The task
Below are entries to reproduce exactly, apart from their pictures.

━━━ Records provided ━━━

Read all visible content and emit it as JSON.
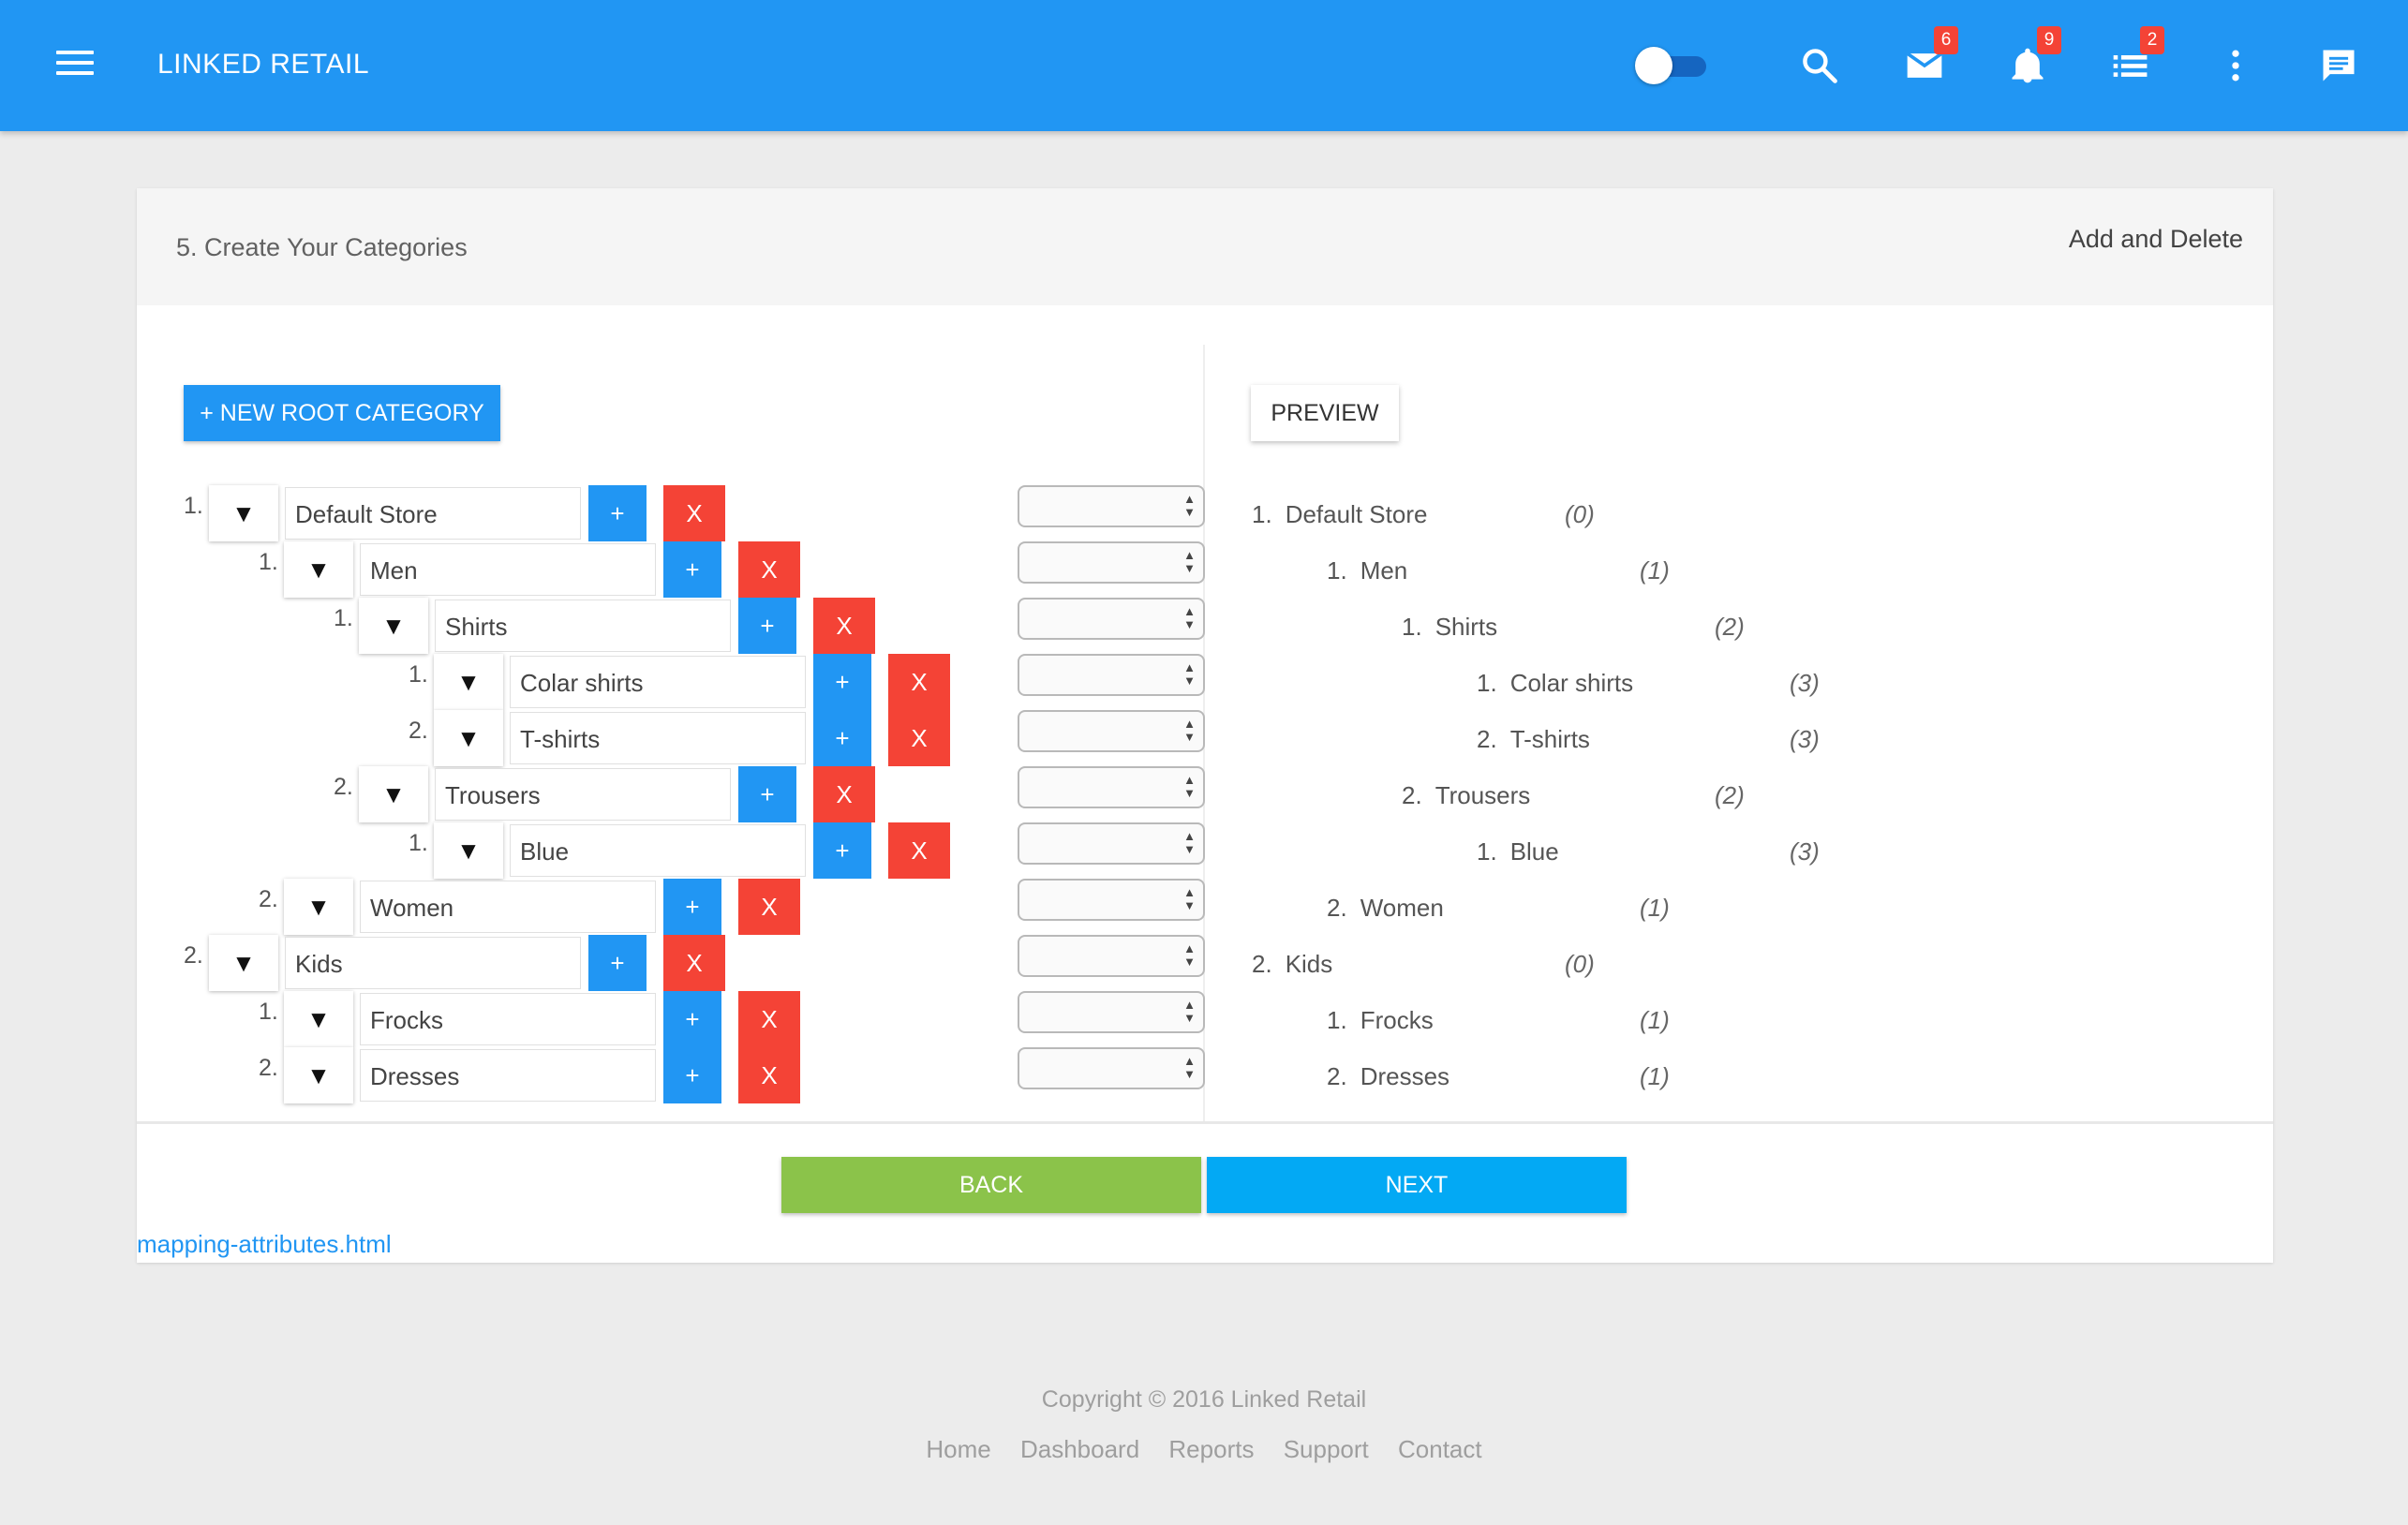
{
  "header": {
    "brand": "LINKED RETAIL",
    "badges": {
      "mail": "6",
      "notifications": "9",
      "tasks": "2"
    }
  },
  "card": {
    "title": "5. Create Your Categories",
    "action": "Add and Delete",
    "new_root_label": "+ NEW ROOT CATEGORY",
    "preview_label": "PREVIEW",
    "add_label": "+",
    "delete_label": "X"
  },
  "tree": [
    {
      "num": "1.",
      "name": "Default Store"
    },
    {
      "num": "1.",
      "name": "Men"
    },
    {
      "num": "1.",
      "name": "Shirts"
    },
    {
      "num": "1.",
      "name": "Colar shirts"
    },
    {
      "num": "2.",
      "name": "T-shirts"
    },
    {
      "num": "2.",
      "name": "Trousers"
    },
    {
      "num": "1.",
      "name": "Blue"
    },
    {
      "num": "2.",
      "name": "Women"
    },
    {
      "num": "2.",
      "name": "Kids"
    },
    {
      "num": "1.",
      "name": "Frocks"
    },
    {
      "num": "2.",
      "name": "Dresses"
    }
  ],
  "preview": [
    {
      "num": "1.",
      "name": "Default Store",
      "count": "(0)"
    },
    {
      "num": "1.",
      "name": "Men",
      "count": "(1)"
    },
    {
      "num": "1.",
      "name": "Shirts",
      "count": "(2)"
    },
    {
      "num": "1.",
      "name": "Colar shirts",
      "count": "(3)"
    },
    {
      "num": "2.",
      "name": "T-shirts",
      "count": "(3)"
    },
    {
      "num": "2.",
      "name": "Trousers",
      "count": "(2)"
    },
    {
      "num": "1.",
      "name": "Blue",
      "count": "(3)"
    },
    {
      "num": "2.",
      "name": "Women",
      "count": "(1)"
    },
    {
      "num": "2.",
      "name": "Kids",
      "count": "(0)"
    },
    {
      "num": "1.",
      "name": "Frocks",
      "count": "(1)"
    },
    {
      "num": "2.",
      "name": "Dresses",
      "count": "(1)"
    }
  ],
  "actions": {
    "back": "BACK",
    "next": "NEXT"
  },
  "link": "mapping-attributes.html",
  "footer": {
    "copyright": "Copyright © 2016 Linked Retail",
    "links": [
      "Home",
      "Dashboard",
      "Reports",
      "Support",
      "Contact"
    ]
  },
  "colors": {
    "primary": "#2196f3",
    "danger": "#f44336",
    "success": "#8bc34a",
    "accent": "#03a9f4"
  }
}
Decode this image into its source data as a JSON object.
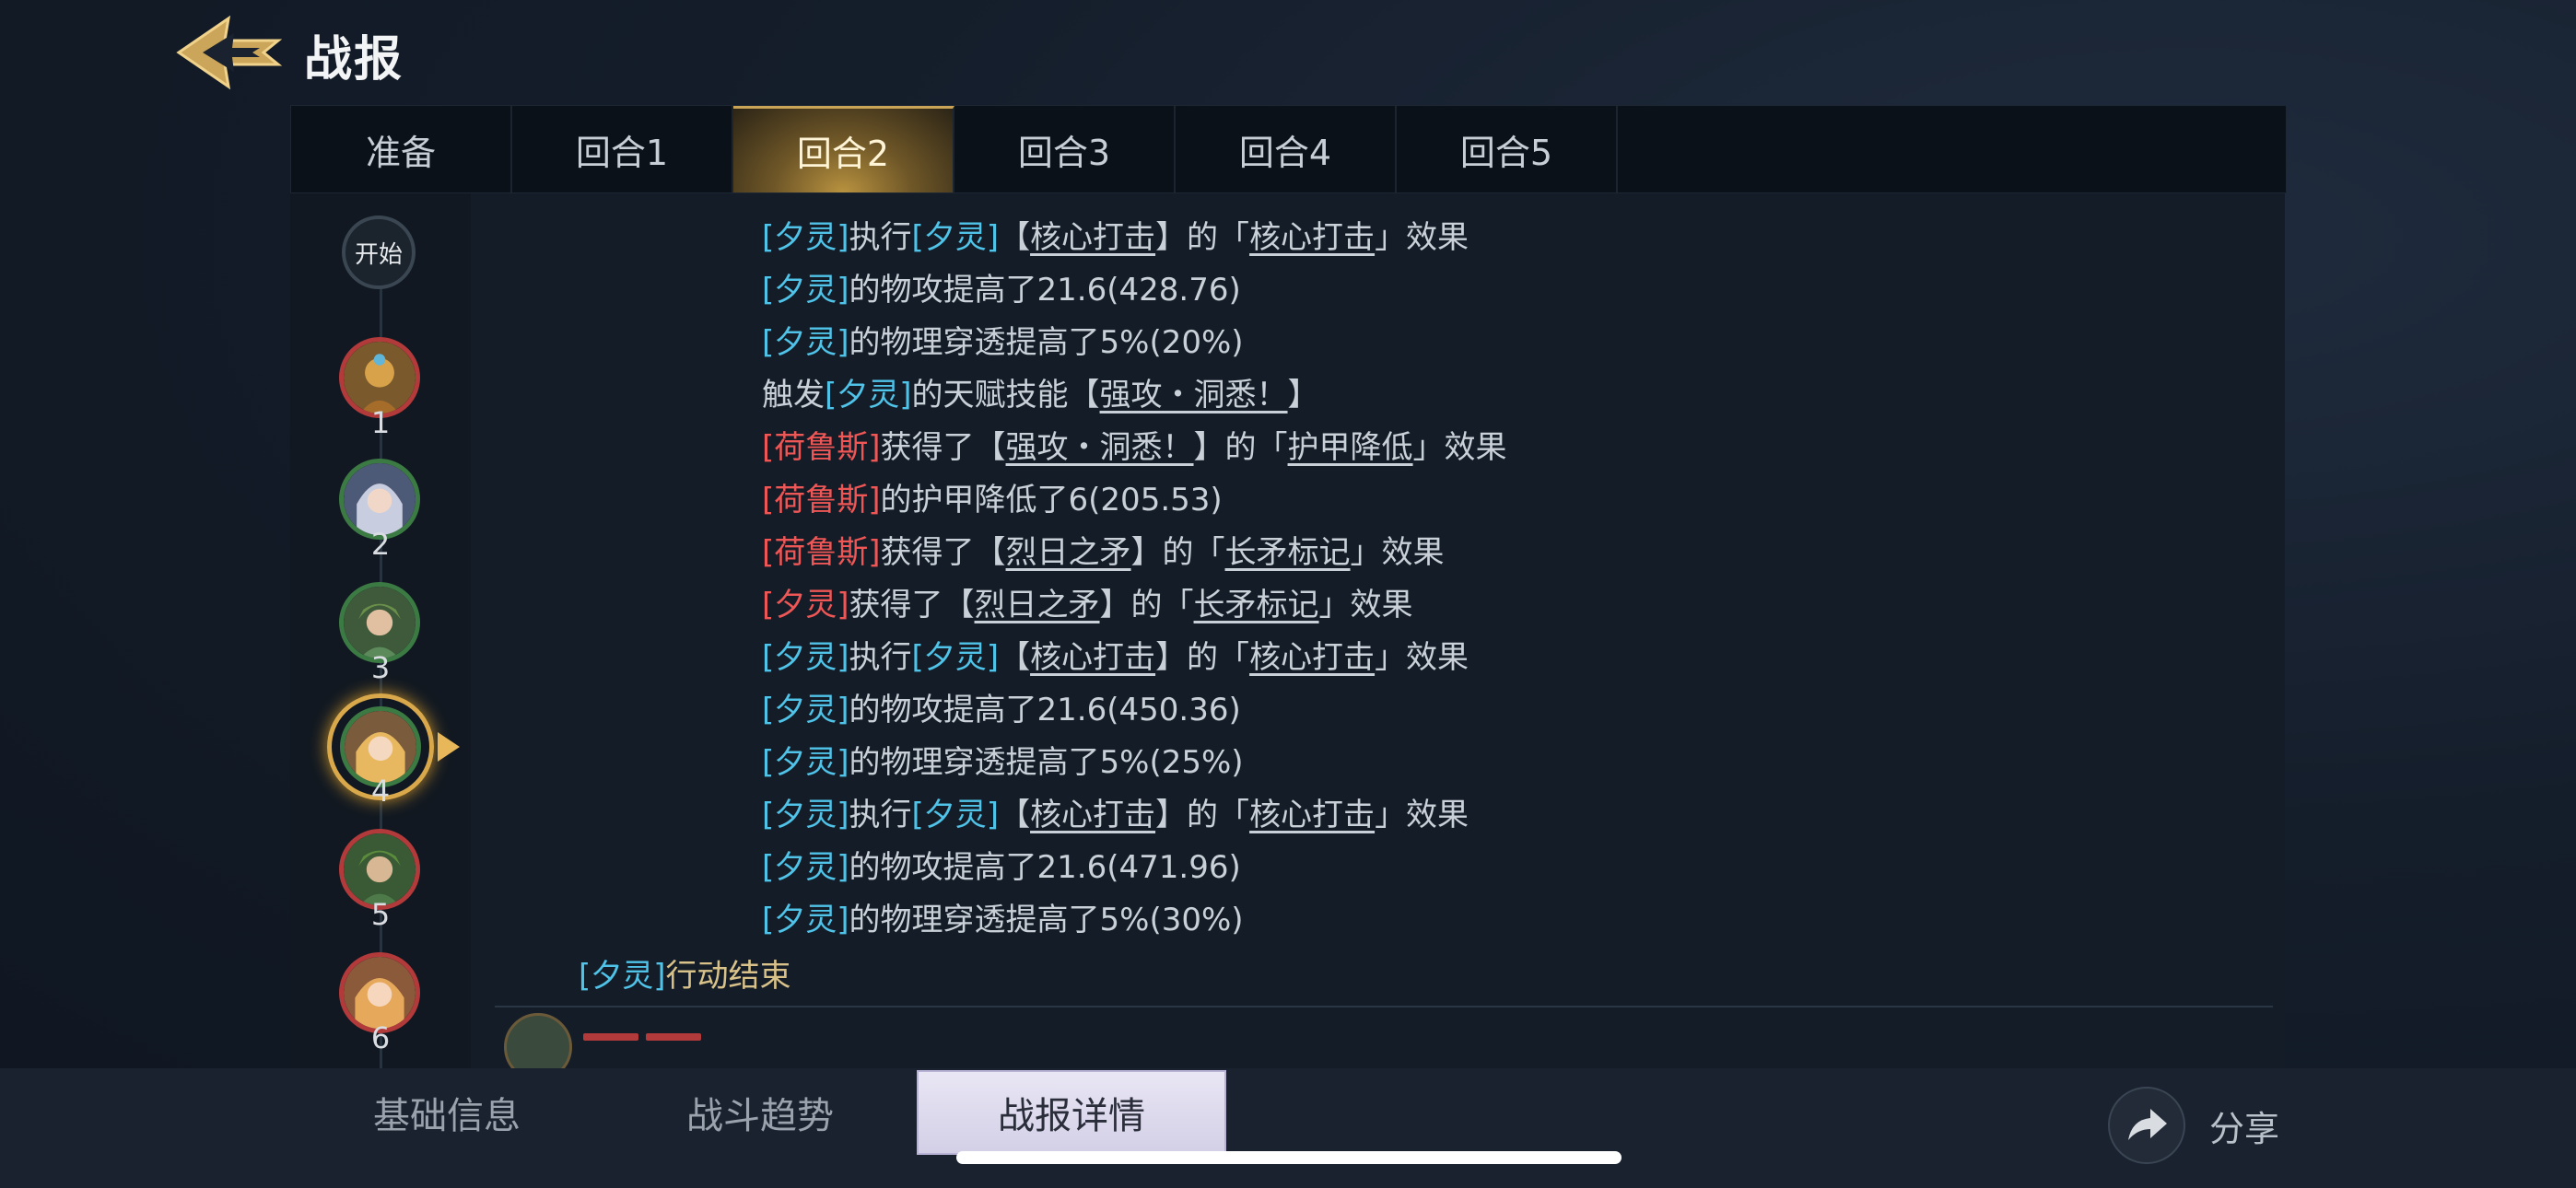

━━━

Task output
Read all visible content and emit it as JSON.
{
  "header": {
    "brand": "LINKED RETAIL",
    "badges": {
      "mail": "6",
      "notifications": "9",
      "tasks": "2"
    }
  },
  "card": {
    "title": "5. Create Your Categories",
    "action": "Add and Delete",
    "new_root_label": "+ NEW ROOT CATEGORY",
    "preview_label": "PREVIEW",
    "add_label": "+",
    "delete_label": "X"
  },
  "tree": [
    {
      "num": "1.",
      "name": "Default Store"
    },
    {
      "num": "1.",
      "name": "Men"
    },
    {
      "num": "1.",
      "name": "Shirts"
    },
    {
      "num": "1.",
      "name": "Colar shirts"
    },
    {
      "num": "2.",
      "name": "T-shirts"
    },
    {
      "num": "2.",
      "name": "Trousers"
    },
    {
      "num": "1.",
      "name": "Blue"
    },
    {
      "num": "2.",
      "name": "Women"
    },
    {
      "num": "2.",
      "name": "Kids"
    },
    {
      "num": "1.",
      "name": "Frocks"
    },
    {
      "num": "2.",
      "name": "Dresses"
    }
  ],
  "preview": [
    {
      "num": "1.",
      "name": "Default Store",
      "count": "(0)"
    },
    {
      "num": "1.",
      "name": "Men",
      "count": "(1)"
    },
    {
      "num": "1.",
      "name": "Shirts",
      "count": "(2)"
    },
    {
      "num": "1.",
      "name": "Colar shirts",
      "count": "(3)"
    },
    {
      "num": "2.",
      "name": "T-shirts",
      "count": "(3)"
    },
    {
      "num": "2.",
      "name": "Trousers",
      "count": "(2)"
    },
    {
      "num": "1.",
      "name": "Blue",
      "count": "(3)"
    },
    {
      "num": "2.",
      "name": "Women",
      "count": "(1)"
    },
    {
      "num": "2.",
      "name": "Kids",
      "count": "(0)"
    },
    {
      "num": "1.",
      "name": "Frocks",
      "count": "(1)"
    },
    {
      "num": "2.",
      "name": "Dresses",
      "count": "(1)"
    }
  ],
  "actions": {
    "back": "BACK",
    "next": "NEXT"
  },
  "link": "mapping-attributes.html",
  "footer": {
    "copyright": "Copyright © 2016 Linked Retail",
    "links": [
      "Home",
      "Dashboard",
      "Reports",
      "Support",
      "Contact"
    ]
  },
  "colors": {
    "primary": "#2196f3",
    "danger": "#f44336",
    "success": "#8bc34a",
    "accent": "#03a9f4"
  }
}
Decode this image into its source data as a JSON object.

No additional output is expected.